Google and other search engines represent both a threat and an opportunity for technical communicators. We are increasingly asked to provide online information amenable to search, even to the extent of abandoning indexes and tables of contents; or to outright post user information to the Web so search engines can find it. And, some actually say, why even bother? So many people are posting to forums and to YouTube with product information that we might as well let the magic of the marketplace document our products for us. (You can pick up your last check on the way out.)
It’s true that for certain classes of consumer products plentiful information is available online. There are some distinct advantages to third-party information. Use cases are best coming from actual use. You may not be allowed to describe problems with your product, but the crowd will find it. I daresay most of the product information on the Web is accurate, and, for well-regarded products, I daresay most of it is positive. But any company that relies on its customers to provide free documentation will get what it pays for, and by doing so it abandons control of the message. Even for consumer products that I know are federally regulated and carefully documented, such as lawn tractors, you can go on YouTube and see videos of misusage that would make their corporate lawyers’ heads explode. No company that sells a product that can injure or kill their customers can ignore legal liability and let the crowd teach each other how to use it. Can yours?
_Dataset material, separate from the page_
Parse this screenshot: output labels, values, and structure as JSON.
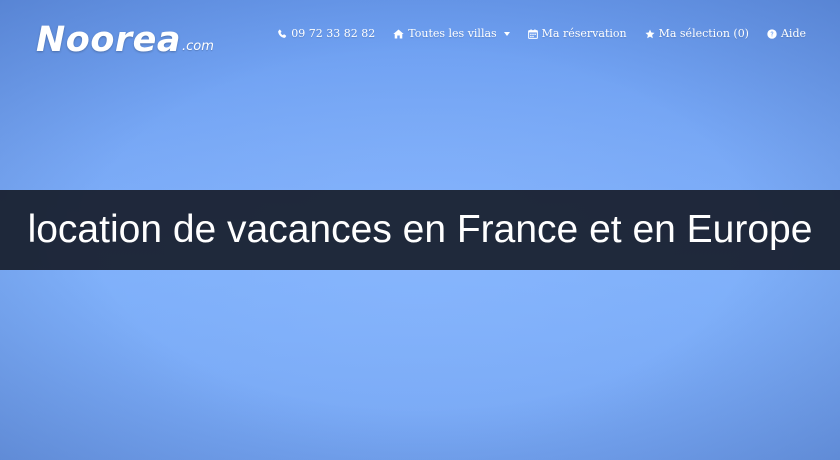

It depends on whether you think something like this inspires caution or emulation. (If it were my company, you’d have me at “legal liability.”)
Go to the Apple support forums with a problem and search for a solution. (Believe me, I have.) You will find lots of posts from people with the same problem, perplexed and angry and exchanging ideas that don’t work. A heroic few know what they’re talking about and struggle to answer the questions. With luck you can discern which ones are which. It doesn’t leave a favorable impression. And this is for the company that enjoys the highest customer satisfaction ratings in the industry! Your product will do worse. Remember, a dissatisfied customer will talk to more people than a satisfied one; the ratio I’ve seen is three to one.
Speaking as a consumer, then, I regard information posted to the Web as suspect, because it isn’t uniformly positive or even correct. This is equally a problem for information producers. If you don’t control the message, you might not like the result.
Finally, if I haven’t yet disabused you of the notion of crowdsourcing, if your product is regulated, not a consumer product, proprietary, military, or (in my case) the user community is small, you can’t even dream of crowdsourcing, because you just won’t have a crowd!
So, all in all, are you sure you want to leave your documentation to the crowd? I didn’t think so. If someone suggests it, I think these are all persuasive counterarguments.